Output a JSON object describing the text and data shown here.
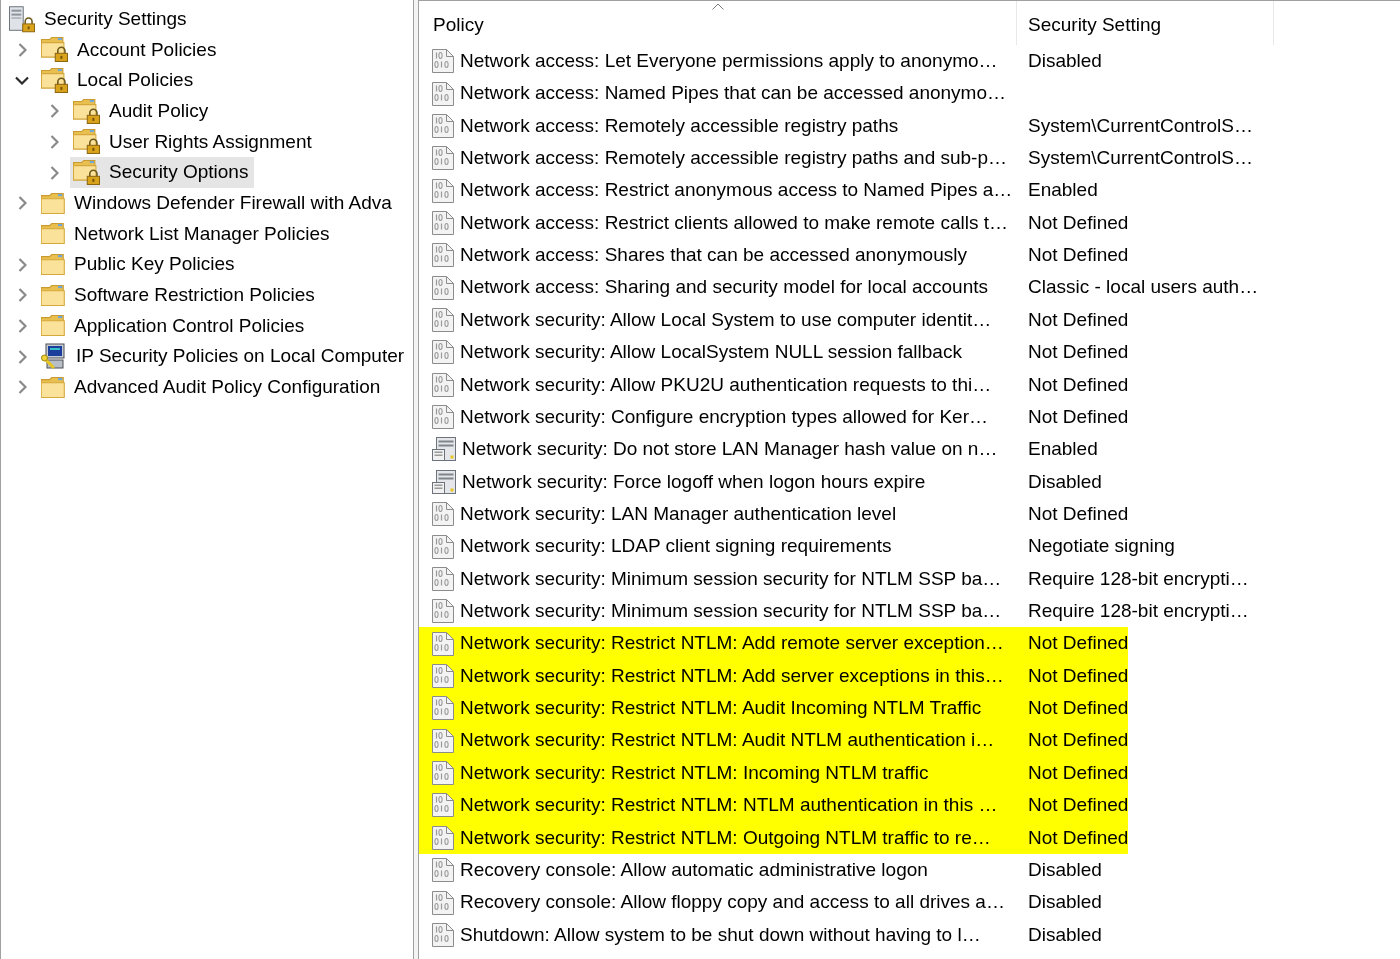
{
  "tree": {
    "items": [
      {
        "label": "Security Settings",
        "kind": "root",
        "selected": false,
        "children": [
          {
            "label": "Account Policies",
            "kind": "locked-folder",
            "selected": false,
            "expandable": true,
            "expanded": false
          },
          {
            "label": "Local Policies",
            "kind": "locked-folder",
            "selected": false,
            "expandable": true,
            "expanded": true,
            "children": [
              {
                "label": "Audit Policy",
                "kind": "locked-folder",
                "selected": false,
                "expandable": true,
                "expanded": false
              },
              {
                "label": "User Rights Assignment",
                "kind": "locked-folder",
                "selected": false,
                "expandable": true,
                "expanded": false
              },
              {
                "label": "Security Options",
                "kind": "locked-folder",
                "selected": true,
                "expandable": true,
                "expanded": false
              }
            ]
          },
          {
            "label": "Windows Defender Firewall with Adva",
            "kind": "folder",
            "selected": false,
            "expandable": true,
            "expanded": false
          },
          {
            "label": "Network List Manager Policies",
            "kind": "folder",
            "selected": false,
            "expandable": false
          },
          {
            "label": "Public Key Policies",
            "kind": "folder",
            "selected": false,
            "expandable": true,
            "expanded": false
          },
          {
            "label": "Software Restriction Policies",
            "kind": "folder",
            "selected": false,
            "expandable": true,
            "expanded": false
          },
          {
            "label": "Application Control Policies",
            "kind": "folder",
            "selected": false,
            "expandable": true,
            "expanded": false
          },
          {
            "label": "IP Security Policies on Local Computer",
            "kind": "ip-security",
            "selected": false,
            "expandable": true,
            "expanded": false
          },
          {
            "label": "Advanced Audit Policy Configuration",
            "kind": "folder",
            "selected": false,
            "expandable": true,
            "expanded": false
          }
        ]
      }
    ]
  },
  "policy_list": {
    "columns": [
      {
        "label": "Policy",
        "sorted": true
      },
      {
        "label": "Security Setting",
        "sorted": false
      }
    ],
    "rows": [
      {
        "policy": "Network access: Let Everyone permissions apply to anonymo…",
        "setting": "Disabled",
        "kind": "document",
        "highlighted": false
      },
      {
        "policy": "Network access: Named Pipes that can be accessed anonymo…",
        "kind": "document",
        "highlighted": false
      },
      {
        "policy": "Network access: Remotely accessible registry paths",
        "setting": "System\\CurrentControlS…",
        "kind": "document",
        "highlighted": false
      },
      {
        "policy": "Network access: Remotely accessible registry paths and sub-p…",
        "setting": "System\\CurrentControlS…",
        "kind": "document",
        "highlighted": false
      },
      {
        "policy": "Network access: Restrict anonymous access to Named Pipes a…",
        "setting": "Enabled",
        "kind": "document",
        "highlighted": false
      },
      {
        "policy": "Network access: Restrict clients allowed to make remote calls t…",
        "setting": "Not Defined",
        "kind": "document",
        "highlighted": false
      },
      {
        "policy": "Network access: Shares that can be accessed anonymously",
        "setting": "Not Defined",
        "kind": "document",
        "highlighted": false
      },
      {
        "policy": "Network access: Sharing and security model for local accounts",
        "setting": "Classic - local users auth…",
        "kind": "document",
        "highlighted": false
      },
      {
        "policy": "Network security: Allow Local System to use computer identit…",
        "setting": "Not Defined",
        "kind": "document",
        "highlighted": false
      },
      {
        "policy": "Network security: Allow LocalSystem NULL session fallback",
        "setting": "Not Defined",
        "kind": "document",
        "highlighted": false
      },
      {
        "policy": "Network security: Allow PKU2U authentication requests to thi…",
        "setting": "Not Defined",
        "kind": "document",
        "highlighted": false
      },
      {
        "policy": "Network security: Configure encryption types allowed for Ker…",
        "setting": "Not Defined",
        "kind": "document",
        "highlighted": false
      },
      {
        "policy": "Network security: Do not store LAN Manager hash value on n…",
        "setting": "Enabled",
        "kind": "server",
        "highlighted": false
      },
      {
        "policy": "Network security: Force logoff when logon hours expire",
        "setting": "Disabled",
        "kind": "server",
        "highlighted": false
      },
      {
        "policy": "Network security: LAN Manager authentication level",
        "setting": "Not Defined",
        "kind": "document",
        "highlighted": false
      },
      {
        "policy": "Network security: LDAP client signing requirements",
        "setting": "Negotiate signing",
        "kind": "document",
        "highlighted": false
      },
      {
        "policy": "Network security: Minimum session security for NTLM SSP ba…",
        "setting": "Require 128-bit encrypti…",
        "kind": "document",
        "highlighted": false
      },
      {
        "policy": "Network security: Minimum session security for NTLM SSP ba…",
        "setting": "Require 128-bit encrypti…",
        "kind": "document",
        "highlighted": false
      },
      {
        "policy": "Network security: Restrict NTLM: Add remote server exception…",
        "setting": "Not Defined",
        "kind": "document",
        "highlighted": true
      },
      {
        "policy": "Network security: Restrict NTLM: Add server exceptions in this…",
        "setting": "Not Defined",
        "kind": "document",
        "highlighted": true
      },
      {
        "policy": "Network security: Restrict NTLM: Audit Incoming NTLM Traffic",
        "setting": "Not Defined",
        "kind": "document",
        "highlighted": true
      },
      {
        "policy": "Network security: Restrict NTLM: Audit NTLM authentication i…",
        "setting": "Not Defined",
        "kind": "document",
        "highlighted": true
      },
      {
        "policy": "Network security: Restrict NTLM: Incoming NTLM traffic",
        "setting": "Not Defined",
        "kind": "document",
        "highlighted": true
      },
      {
        "policy": "Network security: Restrict NTLM: NTLM authentication in this …",
        "setting": "Not Defined",
        "kind": "document",
        "highlighted": true
      },
      {
        "policy": "Network security: Restrict NTLM: Outgoing NTLM traffic to re…",
        "setting": "Not Defined",
        "kind": "document",
        "highlighted": true
      },
      {
        "policy": "Recovery console: Allow automatic administrative logon",
        "setting": "Disabled",
        "kind": "document",
        "highlighted": false
      },
      {
        "policy": "Recovery console: Allow floppy copy and access to all drives a…",
        "setting": "Disabled",
        "kind": "document",
        "highlighted": false
      },
      {
        "policy": "Shutdown: Allow system to be shut down without having to l…",
        "setting": "Disabled",
        "kind": "document",
        "highlighted": false
      }
    ]
  }
}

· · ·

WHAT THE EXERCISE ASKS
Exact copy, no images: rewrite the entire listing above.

TASK OUTPUT
Output a JSON object describing the text and data shown here.
{
  "tree": {
    "items": [
      {
        "label": "Security Settings",
        "kind": "root",
        "selected": false,
        "children": [
          {
            "label": "Account Policies",
            "kind": "locked-folder",
            "selected": false,
            "expandable": true,
            "expanded": false
          },
          {
            "label": "Local Policies",
            "kind": "locked-folder",
            "selected": false,
            "expandable": true,
            "expanded": true,
            "children": [
              {
                "label": "Audit Policy",
                "kind": "locked-folder",
                "selected": false,
                "expandable": true,
                "expanded": false
              },
              {
                "label": "User Rights Assignment",
                "kind": "locked-folder",
                "selected": false,
                "expandable": true,
                "expanded": false
              },
              {
                "label": "Security Options",
                "kind": "locked-folder",
                "selected": true,
                "expandable": true,
                "expanded": false
              }
            ]
          },
          {
            "label": "Windows Defender Firewall with Adva",
            "kind": "folder",
            "selected": false,
            "expandable": true,
            "expanded": false
          },
          {
            "label": "Network List Manager Policies",
            "kind": "folder",
            "selected": false,
            "expandable": false
          },
          {
            "label": "Public Key Policies",
            "kind": "folder",
            "selected": false,
            "expandable": true,
            "expanded": false
          },
          {
            "label": "Software Restriction Policies",
            "kind": "folder",
            "selected": false,
            "expandable": true,
            "expanded": false
          },
          {
            "label": "Application Control Policies",
            "kind": "folder",
            "selected": false,
            "expandable": true,
            "expanded": false
          },
          {
            "label": "IP Security Policies on Local Computer",
            "kind": "ip-security",
            "selected": false,
            "expandable": true,
            "expanded": false
          },
          {
            "label": "Advanced Audit Policy Configuration",
            "kind": "folder",
            "selected": false,
            "expandable": true,
            "expanded": false
          }
        ]
      }
    ]
  },
  "policy_list": {
    "columns": [
      {
        "label": "Policy",
        "sorted": true
      },
      {
        "label": "Security Setting",
        "sorted": false
      }
    ],
    "rows": [
      {
        "policy": "Network access: Let Everyone permissions apply to anonymo…",
        "setting": "Disabled",
        "kind": "document",
        "highlighted": false
      },
      {
        "policy": "Network access: Named Pipes that can be accessed anonymo…",
        "kind": "document",
        "highlighted": false
      },
      {
        "policy": "Network access: Remotely accessible registry paths",
        "setting": "System\\CurrentControlS…",
        "kind": "document",
        "highlighted": false
      },
      {
        "policy": "Network access: Remotely accessible registry paths and sub-p…",
        "setting": "System\\CurrentControlS…",
        "kind": "document",
        "highlighted": false
      },
      {
        "policy": "Network access: Restrict anonymous access to Named Pipes a…",
        "setting": "Enabled",
        "kind": "document",
        "highlighted": false
      },
      {
        "policy": "Network access: Restrict clients allowed to make remote calls t…",
        "setting": "Not Defined",
        "kind": "document",
        "highlighted": false
      },
      {
        "policy": "Network access: Shares that can be accessed anonymously",
        "setting": "Not Defined",
        "kind": "document",
        "highlighted": false
      },
      {
        "policy": "Network access: Sharing and security model for local accounts",
        "setting": "Classic - local users auth…",
        "kind": "document",
        "highlighted": false
      },
      {
        "policy": "Network security: Allow Local System to use computer identit…",
        "setting": "Not Defined",
        "kind": "document",
        "highlighted": false
      },
      {
        "policy": "Network security: Allow LocalSystem NULL session fallback",
        "setting": "Not Defined",
        "kind": "document",
        "highlighted": false
      },
      {
        "policy": "Network security: Allow PKU2U authentication requests to thi…",
        "setting": "Not Defined",
        "kind": "document",
        "highlighted": false
      },
      {
        "policy": "Network security: Configure encryption types allowed for Ker…",
        "setting": "Not Defined",
        "kind": "document",
        "highlighted": false
      },
      {
        "policy": "Network security: Do not store LAN Manager hash value on n…",
        "setting": "Enabled",
        "kind": "server",
        "highlighted": false
      },
      {
        "policy": "Network security: Force logoff when logon hours expire",
        "setting": "Disabled",
        "kind": "server",
        "highlighted": false
      },
      {
        "policy": "Network security: LAN Manager authentication level",
        "setting": "Not Defined",
        "kind": "document",
        "highlighted": false
      },
      {
        "policy": "Network security: LDAP client signing requirements",
        "setting": "Negotiate signing",
        "kind": "document",
        "highlighted": false
      },
      {
        "policy": "Network security: Minimum session security for NTLM SSP ba…",
        "setting": "Require 128-bit encrypti…",
        "kind": "document",
        "highlighted": false
      },
      {
        "policy": "Network security: Minimum session security for NTLM SSP ba…",
        "setting": "Require 128-bit encrypti…",
        "kind": "document",
        "highlighted": false
      },
      {
        "policy": "Network security: Restrict NTLM: Add remote server exception…",
        "setting": "Not Defined",
        "kind": "document",
        "highlighted": true
      },
      {
        "policy": "Network security: Restrict NTLM: Add server exceptions in this…",
        "setting": "Not Defined",
        "kind": "document",
        "highlighted": true
      },
      {
        "policy": "Network security: Restrict NTLM: Audit Incoming NTLM Traffic",
        "setting": "Not Defined",
        "kind": "document",
        "highlighted": true
      },
      {
        "policy": "Network security: Restrict NTLM: Audit NTLM authentication i…",
        "setting": "Not Defined",
        "kind": "document",
        "highlighted": true
      },
      {
        "policy": "Network security: Restrict NTLM: Incoming NTLM traffic",
        "setting": "Not Defined",
        "kind": "document",
        "highlighted": true
      },
      {
        "policy": "Network security: Restrict NTLM: NTLM authentication in this …",
        "setting": "Not Defined",
        "kind": "document",
        "highlighted": true
      },
      {
        "policy": "Network security: Restrict NTLM: Outgoing NTLM traffic to re…",
        "setting": "Not Defined",
        "kind": "document",
        "highlighted": true
      },
      {
        "policy": "Recovery console: Allow automatic administrative logon",
        "setting": "Disabled",
        "kind": "document",
        "highlighted": false
      },
      {
        "policy": "Recovery console: Allow floppy copy and access to all drives a…",
        "setting": "Disabled",
        "kind": "document",
        "highlighted": false
      },
      {
        "policy": "Shutdown: Allow system to be shut down without having to l…",
        "setting": "Disabled",
        "kind": "document",
        "highlighted": false
      }
    ]
  }
}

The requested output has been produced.